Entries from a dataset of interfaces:

- - -

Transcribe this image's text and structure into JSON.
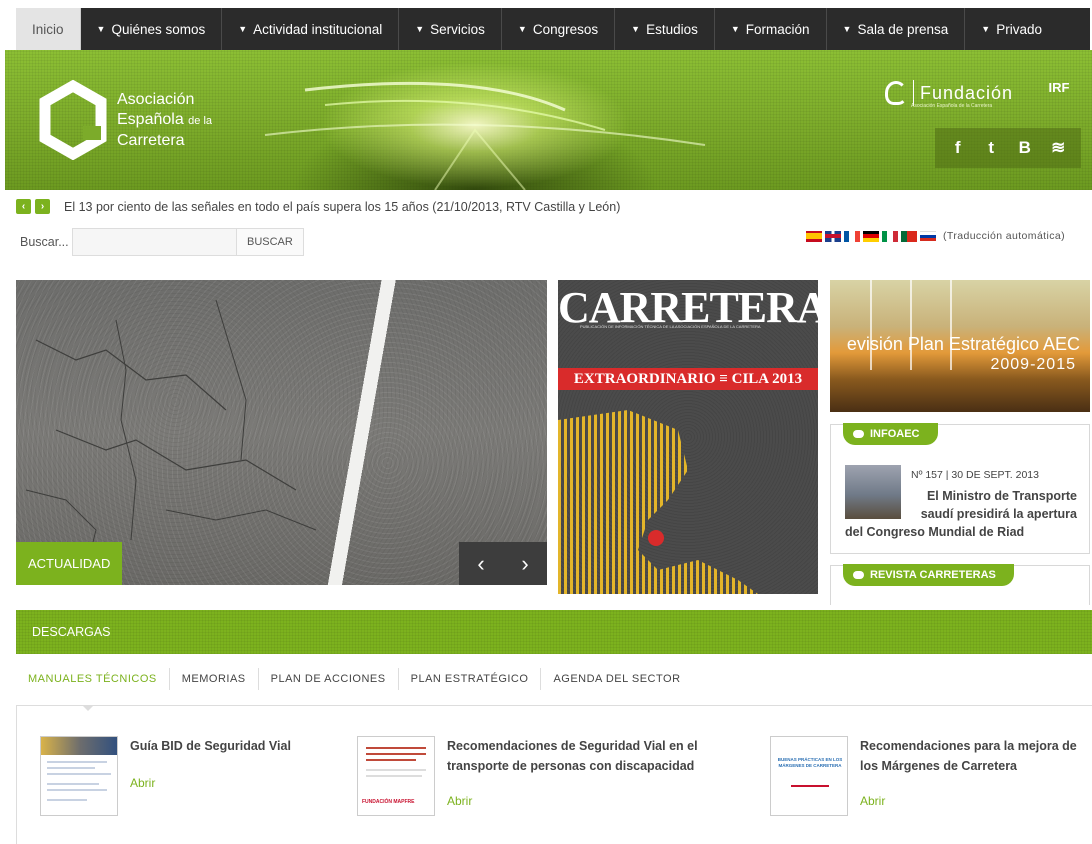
{
  "nav": [
    {
      "label": "Inicio",
      "caret": false,
      "active": true
    },
    {
      "label": "Quiénes somos",
      "caret": true
    },
    {
      "label": "Actividad institucional",
      "caret": true
    },
    {
      "label": "Servicios",
      "caret": true
    },
    {
      "label": "Congresos",
      "caret": true
    },
    {
      "label": "Estudios",
      "caret": true
    },
    {
      "label": "Formación",
      "caret": true
    },
    {
      "label": "Sala de prensa",
      "caret": true
    },
    {
      "label": "Privado",
      "caret": true
    }
  ],
  "logo": {
    "line1": "Asociación",
    "line2": "Española",
    "line2_small": "de la",
    "line3": "Carretera"
  },
  "fundacion": {
    "label": "Fundación",
    "sub": "Asociación Española de la Carretera"
  },
  "irf": "IRF",
  "social": [
    {
      "name": "facebook-icon",
      "glyph": "f"
    },
    {
      "name": "twitter-icon",
      "glyph": "t"
    },
    {
      "name": "blogger-icon",
      "glyph": "B"
    },
    {
      "name": "rss-icon",
      "glyph": "≋"
    }
  ],
  "ticker": {
    "prev": "‹",
    "next": "›",
    "text": "El 13 por ciento de las señales en todo el país supera los 15 años (21/10/2013, RTV Castilla y León)"
  },
  "search": {
    "label": "Buscar...",
    "button": "BUSCAR",
    "value": "",
    "placeholder": ""
  },
  "translation": "(Traducción automática)",
  "slider": {
    "label": "ACTUALIDAD",
    "prev": "‹",
    "next": "›"
  },
  "magazine": {
    "title": "CARRETERAS",
    "subtitle": "PUBLICACIÓN DE INFORMACIÓN TÉCNICA DE LA ASOCIACIÓN ESPAÑOLA DE LA CARRETERA",
    "banner": "EXTRAORDINARIO ≡ CILA 2013"
  },
  "plan": {
    "line1": "evisión Plan Estratégico AEC",
    "line2": "2009-2015"
  },
  "infoaec": {
    "tag": "INFOAEC",
    "meta": "Nº 157  | 30 DE SEPT. 2013",
    "title_a": "El Ministro de Transporte",
    "title_b": "saudí presidirá la apertura",
    "title_c": "del Congreso Mundial de Riad"
  },
  "revista": {
    "tag": "REVISTA CARRETERAS"
  },
  "downloads": {
    "title": "DESCARGAS",
    "tabs": [
      "MANUALES TÉCNICOS",
      "MEMORIAS",
      "PLAN DE ACCIONES",
      "PLAN ESTRATÉGICO",
      "AGENDA DEL SECTOR"
    ],
    "docs": [
      {
        "title": "Guía BID de Seguridad Vial",
        "link": "Abrir"
      },
      {
        "title": "Recomendaciones de Seguridad Vial en el transporte de personas con discapacidad",
        "link": "Abrir",
        "thumb_text": "FUNDACIÓN MAPFRE"
      },
      {
        "title": "Recomendaciones para la mejora de los Márgenes de Carretera",
        "link": "Abrir",
        "thumb_text": "BUENAS PRÁCTICAS EN LOS MÁRGENES DE CARRETERA"
      }
    ]
  },
  "colors": {
    "accent": "#7cb21e",
    "nav_bg": "#2b2b2b"
  }
}
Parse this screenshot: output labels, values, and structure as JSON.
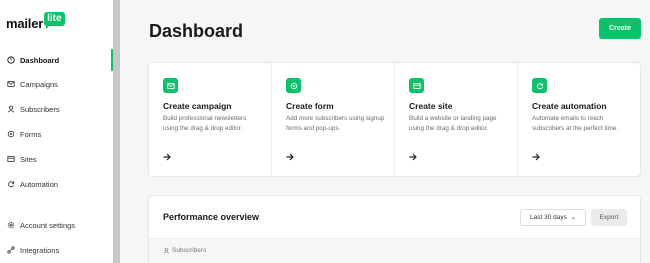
{
  "brand": {
    "word": "mailer",
    "badge": "lite",
    "color": "#09c269"
  },
  "sidebar": {
    "items": [
      {
        "label": "Dashboard",
        "icon": "dashboard-icon",
        "active": true
      },
      {
        "label": "Campaigns",
        "icon": "mail-icon"
      },
      {
        "label": "Subscribers",
        "icon": "user-icon"
      },
      {
        "label": "Forms",
        "icon": "forms-icon"
      },
      {
        "label": "Sites",
        "icon": "sites-icon"
      },
      {
        "label": "Automation",
        "icon": "automation-icon"
      },
      {
        "label": "Account settings",
        "icon": "settings-icon"
      },
      {
        "label": "Integrations",
        "icon": "integrations-icon"
      }
    ]
  },
  "header": {
    "title": "Dashboard",
    "create_label": "Create"
  },
  "cards": [
    {
      "title": "Create campaign",
      "desc": "Build professional newsletters using the drag & drop editor.",
      "icon": "mail-icon"
    },
    {
      "title": "Create form",
      "desc": "Add more subscribers using signup forms and pop-ups.",
      "icon": "forms-icon"
    },
    {
      "title": "Create site",
      "desc": "Build a website or landing page using the drag & drop editor.",
      "icon": "sites-icon"
    },
    {
      "title": "Create automation",
      "desc": "Automate emails to reach subscribers at the perfect time.",
      "icon": "automation-icon"
    }
  ],
  "performance": {
    "title": "Performance overview",
    "range": "Last 30 days",
    "export_label": "Export",
    "tab_label": "Subscribers"
  }
}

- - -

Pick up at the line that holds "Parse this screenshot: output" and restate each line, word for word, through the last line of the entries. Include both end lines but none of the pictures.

**ANSWER AREA:**
Parse this screenshot: output labels, values, and structure as JSON.
{
  "brand": {
    "word": "mailer",
    "badge": "lite",
    "color": "#09c269"
  },
  "sidebar": {
    "items": [
      {
        "label": "Dashboard",
        "icon": "dashboard-icon",
        "active": true
      },
      {
        "label": "Campaigns",
        "icon": "mail-icon"
      },
      {
        "label": "Subscribers",
        "icon": "user-icon"
      },
      {
        "label": "Forms",
        "icon": "forms-icon"
      },
      {
        "label": "Sites",
        "icon": "sites-icon"
      },
      {
        "label": "Automation",
        "icon": "automation-icon"
      },
      {
        "label": "Account settings",
        "icon": "settings-icon"
      },
      {
        "label": "Integrations",
        "icon": "integrations-icon"
      }
    ]
  },
  "header": {
    "title": "Dashboard",
    "create_label": "Create"
  },
  "cards": [
    {
      "title": "Create campaign",
      "desc": "Build professional newsletters using the drag & drop editor.",
      "icon": "mail-icon"
    },
    {
      "title": "Create form",
      "desc": "Add more subscribers using signup forms and pop-ups.",
      "icon": "forms-icon"
    },
    {
      "title": "Create site",
      "desc": "Build a website or landing page using the drag & drop editor.",
      "icon": "sites-icon"
    },
    {
      "title": "Create automation",
      "desc": "Automate emails to reach subscribers at the perfect time.",
      "icon": "automation-icon"
    }
  ],
  "performance": {
    "title": "Performance overview",
    "range": "Last 30 days",
    "export_label": "Export",
    "tab_label": "Subscribers"
  }
}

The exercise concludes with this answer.